As you can see from the photo above, the thing is small, only 26 x 14mm. Also note how the layout makes the components magically fit together without any long traces and few vias.

Home brew constant current dummy load in action

So far, I’ve built two units, one running at 12V, the other at 7.5V. Theoretically, one should be able to pull 580mA and 930mA from them, respectively. Of course, these are theoretical figures assuming no losses. Also, the 1.4A rating on the IC is likely the current limit at the top of the switching cycle (the datasheet will tell you or course but I don’t have the PDF open right now), not an average. And thermal considerations might also put limits on continuous currents. More on that later. And don’t expect to be able to pull 1.4A from a random USB port (which would violate the USB specifications anyway). But given my use-case for these things I’m entirely happy if I can pull a 100mA or so. And that should work comfortably.

Switcher IC: 70 degrees @ 200mA
Diode: 58 degrees @ 200mA
Coil: 50 degrees @ 200mA

I’ve pushed both versions to their respective limits on the bench, using a stiff 5V supply and my home-brew constant current dummy load (link). With case temperatures approaching 100 degrees centigrade I was able to pull around 250mA of continuous current from the 12V version. The ICs include thermal limiting so you don’t need to worry too much about damaging them when performing this kind of tests. As you can see on the photos, I did these tests with the naked PCBs sitting in a vise which probabely made a not-so-bad heatsink for the board as a whole.

Output voltage folds back when the switcher gets too hot

I’ve encountered slight stability problems with the 12V version (but not with the 7.5V one). There is some oscillation at currents above 200mA or so. Changing the value of the compensation capacitor changed the frequency and amplitude but I haven’t managed to get rid of it entirely. But anyway, I won’t run them at 200mA so I haven’t put much more effort into this.

Close up of the final product

The finished units have a USB wire on the input and a arduino-compatible plug on the output. To protect against short-circuits I’ve put them in a piece of shrinking hose which is a bit of a themal nightmare of course. There is also a voltage drop over the USB cable which means the input voltage seen by the converter is below 5V even with a perfectly stiff USB port.

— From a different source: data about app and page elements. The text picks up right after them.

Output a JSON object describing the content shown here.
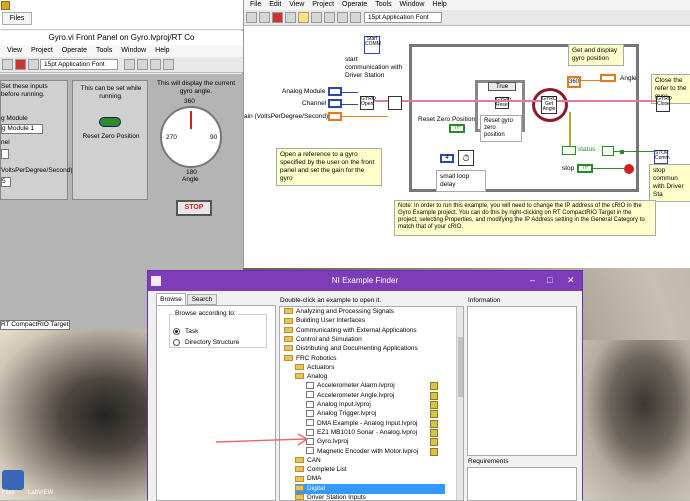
{
  "front_panel": {
    "files_tab": "Files",
    "title": "Gyro.vi Front Panel on Gyro.lvproj/RT Co",
    "menus": [
      "View",
      "Project",
      "Operate",
      "Tools",
      "Window",
      "Help"
    ],
    "font_selector": "15pt Application Font",
    "hint_inputs": "Set these inputs before running.",
    "hint_running": "This can be set while running.",
    "hint_gyro": "This will display the current gyro angle.",
    "analog_module_label": "g Module",
    "analog_module_value": "g Module 1",
    "channel_label": "nel",
    "gain_label": "VoltsPerDegree/Second)",
    "gain_value": "5",
    "zero_button_label": "Reset Zero Position",
    "gauge_top": "360",
    "gauge_left": "270",
    "gauge_right": "90",
    "gauge_bottom": "180",
    "angle_label": "Angle",
    "stop_label": "STOP",
    "target_label": "RT CompactRIO Target"
  },
  "block_diagram": {
    "menus": [
      "File",
      "Edit",
      "View",
      "Project",
      "Operate",
      "Tools",
      "Window",
      "Help"
    ],
    "font_selector": "15pt Application Font",
    "start_comm_note": "start communication with Driver Station",
    "start_comm_node": "Start COMM",
    "get_gyro_note": "Get and display gyro position",
    "close_ref_note": "Close the refer to the gyro",
    "stop_comm_note": "stop commun with Driver Sta",
    "stop_comm_node": "STOP Comm",
    "open_note": "Open a reference to a gyro specified by the user on the front panel and set the gain for the gyro",
    "label_analog": "Analog Module",
    "label_channel": "Channel",
    "label_gain": "ain (VoltsPerDegree/Second)",
    "label_reset": "Reset Zero Position",
    "label_reset_gyro": "Reset gyro zero position",
    "case_true": "True",
    "angle_indicator": "360",
    "angle_label": "Angle",
    "status_label": "status",
    "stop_label": "stop",
    "tf_value": "TF",
    "delay_label": "small loop delay",
    "delay_value": "4",
    "node_open": "GYRO Open",
    "node_reset": "GYRO Reset",
    "node_get": "GYRO Get Angle",
    "node_close": "GYRO Close",
    "footnote": "Note:  In order to run this example, you will need to change the IP address of the cRIO in the Gyro Example project.  You can do this by right-clicking on RT CompactRIO Target in the project, selecting Properties, and modifying the IP Address setting in the General Category to match that of your cRIO."
  },
  "example_finder": {
    "title": "NI Example Finder",
    "tabs": [
      "Browse",
      "Search"
    ],
    "browse_by": "Browse according to:",
    "options": [
      "Task",
      "Directory Structure"
    ],
    "selected_option": "Task",
    "instruction": "Double-click an example to open it.",
    "info_label": "Information",
    "requirements_label": "Requirements",
    "tree": [
      {
        "label": "Analyzing and Processing Signals",
        "type": "folder",
        "indent": 0
      },
      {
        "label": "Building User Interfaces",
        "type": "folder",
        "indent": 0
      },
      {
        "label": "Communicating with External Applications",
        "type": "folder",
        "indent": 0
      },
      {
        "label": "Control and Simulation",
        "type": "folder",
        "indent": 0
      },
      {
        "label": "Distributing and Documenting Applications",
        "type": "folder",
        "indent": 0
      },
      {
        "label": "FRC Robotics",
        "type": "folder",
        "indent": 0
      },
      {
        "label": "Actuators",
        "type": "folder",
        "indent": 1
      },
      {
        "label": "Analog",
        "type": "folder",
        "indent": 1
      },
      {
        "label": "Accelerometer Alarm.lvproj",
        "type": "file",
        "indent": 2
      },
      {
        "label": "Accelerometer Angle.lvproj",
        "type": "file",
        "indent": 2
      },
      {
        "label": "Analog Input.lvproj",
        "type": "file",
        "indent": 2
      },
      {
        "label": "Analog Trigger.lvproj",
        "type": "file",
        "indent": 2
      },
      {
        "label": "DMA Example - Analog Input.lvproj",
        "type": "file",
        "indent": 2
      },
      {
        "label": "EZ1 MB1010 Sonar - Analog.lvproj",
        "type": "file",
        "indent": 2
      },
      {
        "label": "Gyro.lvproj",
        "type": "file",
        "indent": 2
      },
      {
        "label": "Magnetic Encoder with Motor.lvproj",
        "type": "file",
        "indent": 2
      },
      {
        "label": "CAN",
        "type": "folder",
        "indent": 1
      },
      {
        "label": "Complete List",
        "type": "folder",
        "indent": 1
      },
      {
        "label": "DMA",
        "type": "folder",
        "indent": 1
      },
      {
        "label": "Digital",
        "type": "folder",
        "indent": 1,
        "selected": true
      },
      {
        "label": "Driver Station Inputs",
        "type": "folder",
        "indent": 1
      }
    ]
  },
  "taskbar": {
    "icon_label": "Files",
    "icon_caption": "LabVIEW"
  },
  "colors": {
    "finder_title": "#7d3cb8",
    "selection": "#3399ff",
    "wire_blue": "#2f45a8",
    "wire_pink": "#e07aa8",
    "wire_green": "#2a8a2a",
    "highlight_circle": "#8b1a2b",
    "arrow": "#e06a6a"
  }
}
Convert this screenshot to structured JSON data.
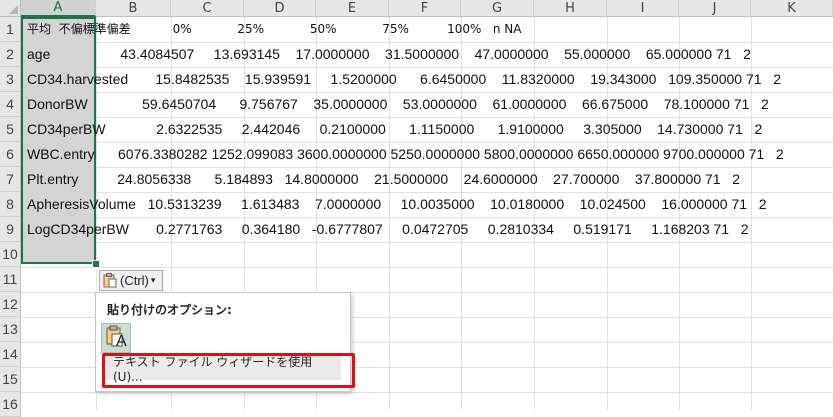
{
  "columns": [
    "A",
    "B",
    "C",
    "D",
    "E",
    "F",
    "G",
    "H",
    "I",
    "J",
    "K"
  ],
  "rows": [
    "1",
    "2",
    "3",
    "4",
    "5",
    "6",
    "7",
    "8",
    "9",
    "10",
    "11",
    "12",
    "13",
    "14",
    "15",
    "16"
  ],
  "cells": [
    "平均  不偏標準偏差           0%            25%            50%            75%          100%   n NA",
    "age                  43.4084507     13.693145    17.0000000    31.5000000    47.0000000    55.000000    65.000000 71   2",
    "CD34.harvested       15.8482535    15.939591     1.5200000      6.6450000    11.8320000    19.343000   109.350000 71   2",
    "DonorBW              59.6450704      9.756767    35.0000000    53.0000000    61.0000000    66.675000    78.100000 71   2",
    "CD34perBW             2.6322535     2.442046     0.2100000      1.1150000      1.9100000     3.305000    14.730000 71   2",
    "WBC.entry      6076.3380282 1252.099083 3600.0000000 5250.0000000 5800.0000000 6650.000000 9700.000000 71   2",
    "Plt.entry          24.8056338      5.184893   14.8000000    21.5000000    24.6000000    27.700000    37.800000 71   2",
    "ApheresisVolume   10.5313239     1.613483    7.0000000     10.0035000    10.0180000    10.024500    16.000000 71   2",
    "LogCD34perBW       0.2771763     0.364180   -0.6777807     0.0472705     0.2810334     0.519171     1.168203 71   2"
  ],
  "paste_button": {
    "label": "(Ctrl)",
    "caret": "▾"
  },
  "paste_menu": {
    "title": "貼り付けのオプション:",
    "keep_source_letter": "A",
    "text_wizard_label": "テキスト ファイル ウィザードを使用(U)..."
  },
  "colors": {
    "selection_border": "#217346",
    "highlight": "#e01010"
  }
}
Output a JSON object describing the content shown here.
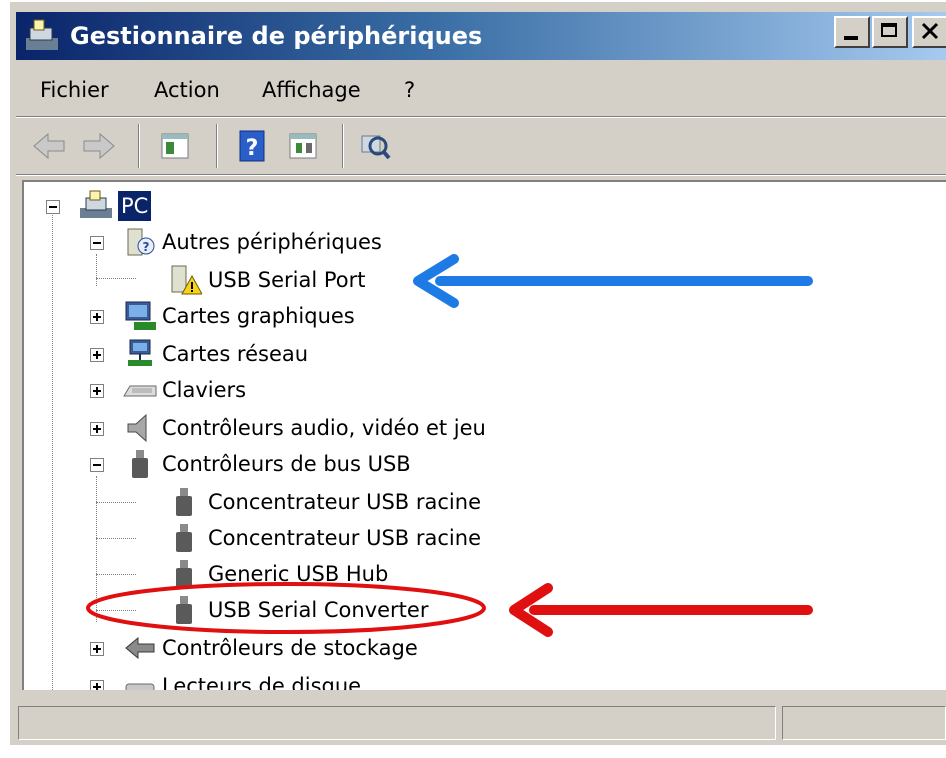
{
  "window": {
    "title": "Gestionnaire de périphériques"
  },
  "menu": {
    "items": [
      "Fichier",
      "Action",
      "Affichage",
      "?"
    ]
  },
  "toolbar": {
    "buttons": [
      "back-icon",
      "forward-icon",
      "show-hide-console-tree-icon",
      "help-icon",
      "properties-icon",
      "scan-hardware-icon"
    ]
  },
  "tree": {
    "root": "PC",
    "nodes": [
      {
        "label": "Autres périphériques",
        "expanded": true,
        "children": [
          "USB Serial Port"
        ]
      },
      {
        "label": "Cartes graphiques",
        "expanded": false
      },
      {
        "label": "Cartes réseau",
        "expanded": false
      },
      {
        "label": "Claviers",
        "expanded": false
      },
      {
        "label": "Contrôleurs audio, vidéo et jeu",
        "expanded": false
      },
      {
        "label": "Contrôleurs de bus USB",
        "expanded": true,
        "children": [
          "Concentrateur USB racine",
          "Concentrateur USB racine",
          "Generic USB Hub",
          "USB Serial Converter"
        ]
      },
      {
        "label": "Contrôleurs de stockage",
        "expanded": false
      },
      {
        "label": "Lecteurs de disque",
        "expanded": false
      }
    ]
  },
  "annotations": {
    "blue_arrow_color": "#1e7be6",
    "red_arrow_color": "#e01010",
    "ellipse_color": "#e01010"
  },
  "statusbar": {
    "panes": [
      "",
      ""
    ]
  }
}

Which in turn means more work for our converter, making things worse.

Shrinking hose doesn’t help in keeping it cool

I have frequently used the 7.5V version to power my Ultrasonic Anemometer which pulls around 60mA. That’s the kind of application that I had in mind for this little device and it works well for that. It hardly gets warm at all and provides reliable power on my desk without the need for a lab power supply.

Attached the Eagle files as well as a PDF of the schematic and layout: USB_BoostConverter